During surgery, she was denied anesthesia because the doctors thought her heart was too weak for it, Martins said, but she did not cry out or complain. The surgery was unsuccessful, however, as her internal bleeding continued, and it was determined she would die.

Her last words, Martins said, were, “I forgive Alessandro Serenelli … and I want him with me in heaven forever.”

Alessandro was sent to prison for 30 years for the crime. He lived six years in solitary confinement because of his violent behavior until, one day, Goretti came to him in a vision with 14 white lilies representing the 14 times he stabbed her. She gave each lily to him as a sign of forgiveness, at which point Alessandro turned his life around. He was released from prison three years early for good behavior and would go onto become a Franciscan lay brother, devoting his life charity.

On the day Alessandro was released from prison, he sought forgiveness from Goretti’s mother, who was forced to put up Goretti’s five siblings for adoption after Goretti’s death left her unable to support them. Goretti’s mother forgave Alessandro for his actions Christmas Eve 1934, and the two attended Holy Communion together. They would later attend Goretti’s canonization.

At Our Lady of Mercy Saturday, devout Catholics of all ages took turns pressing their fingertips against the glass. A wax statue over the skeleton of Goretti, dressed in white and blue clothing, rested on her back as people flowed past, stopping to ask the saint to intercede with God on their behalf. The ornately framed casket, resting on claw feet, was lined on the inside with a red pallet for Goretti’s relics.

“I was brought to tears,” Doyle said of Goretti’s visit.

Doyle, who set out to bring Goretti to Baton Rouge, said he devoted himself to Goretti as a high school student. He said when he was going through seminary, he was gifted a relic of Goretti’s, a piece of bone from her arm. He lost it and spent two years searching for it, he said, only for it to mysteriously appear two weeks before he was ordained a priest in May. He knew he would have to see her when he heard she was coming to the United States.

“You think of saints as old people with beards that lived a really long time ago, and Maria was a young person who lived relatively recently. She was a little girl. She loved Jesus Christ, and she loved her faith. She protected her purity. She was 11. Her youth is very powerful in this story,” Doyle said. “She’s a saint for this time.”

Jacob and Calena Rudd, a young couple toting their baby, said they’d come from Lafayette to see Goretti on their way to do mission work in Mexico.

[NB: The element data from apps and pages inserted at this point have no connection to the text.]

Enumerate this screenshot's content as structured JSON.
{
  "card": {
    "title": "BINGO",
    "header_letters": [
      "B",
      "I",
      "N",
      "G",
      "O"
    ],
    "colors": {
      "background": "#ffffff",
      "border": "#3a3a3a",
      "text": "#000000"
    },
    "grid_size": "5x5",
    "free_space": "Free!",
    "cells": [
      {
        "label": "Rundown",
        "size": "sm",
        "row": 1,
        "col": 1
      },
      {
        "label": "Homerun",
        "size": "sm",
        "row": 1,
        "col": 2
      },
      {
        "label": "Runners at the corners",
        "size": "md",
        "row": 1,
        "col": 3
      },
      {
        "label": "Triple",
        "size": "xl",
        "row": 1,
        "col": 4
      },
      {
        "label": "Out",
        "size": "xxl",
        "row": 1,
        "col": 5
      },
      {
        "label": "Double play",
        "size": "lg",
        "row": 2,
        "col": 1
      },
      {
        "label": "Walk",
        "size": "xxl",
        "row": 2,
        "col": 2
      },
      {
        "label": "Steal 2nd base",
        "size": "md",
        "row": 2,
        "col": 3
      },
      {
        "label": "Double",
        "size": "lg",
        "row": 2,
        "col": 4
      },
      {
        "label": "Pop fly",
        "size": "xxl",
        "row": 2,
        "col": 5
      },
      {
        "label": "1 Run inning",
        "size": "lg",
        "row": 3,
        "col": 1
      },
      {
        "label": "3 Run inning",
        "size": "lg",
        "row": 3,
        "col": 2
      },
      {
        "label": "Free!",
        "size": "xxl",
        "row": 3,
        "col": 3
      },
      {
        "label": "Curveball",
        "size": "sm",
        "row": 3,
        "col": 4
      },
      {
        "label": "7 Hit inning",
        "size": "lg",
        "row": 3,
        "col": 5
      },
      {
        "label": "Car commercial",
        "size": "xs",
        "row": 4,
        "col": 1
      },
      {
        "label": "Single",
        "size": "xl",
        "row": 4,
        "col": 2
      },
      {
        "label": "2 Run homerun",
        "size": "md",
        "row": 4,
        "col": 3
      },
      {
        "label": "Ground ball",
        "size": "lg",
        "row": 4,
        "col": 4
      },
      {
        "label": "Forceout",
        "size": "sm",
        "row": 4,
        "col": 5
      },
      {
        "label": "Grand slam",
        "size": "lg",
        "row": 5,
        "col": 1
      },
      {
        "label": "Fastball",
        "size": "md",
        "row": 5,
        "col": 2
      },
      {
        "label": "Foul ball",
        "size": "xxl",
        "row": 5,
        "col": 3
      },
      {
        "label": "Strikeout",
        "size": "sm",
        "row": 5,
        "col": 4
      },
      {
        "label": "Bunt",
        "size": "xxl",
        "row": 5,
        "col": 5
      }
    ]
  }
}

“I didn’t realize how much she had suffered,” Jacob Rudd said. “It was inspiring.”

Sheila Troxler, a grandmother who attends St. Joan of Ark in La Place, said Goretti’s life spoke to her, specifically about her relationship with her two grandchildren, aged 11 and 14.

“To be able to see her and hear her story gives me courage to be able to talk to them about things I know they’ll be facing in their lives.”

Doyle said many may not understand the desire to witness Goretti’s remains.

“God chooses to sanctify the world through physical things,” Doyle said. “These are saints that have spoken with their bodies and brought Christ to people through their bodies. The church recognizes that our bodies are good and we experience God through our bodies. These same bodies in which these saints lived their saintly lives, they mean something. And they’re important.”

Follow Danielle Maddox Kinchen on Twitter, @Dani_Maddox4.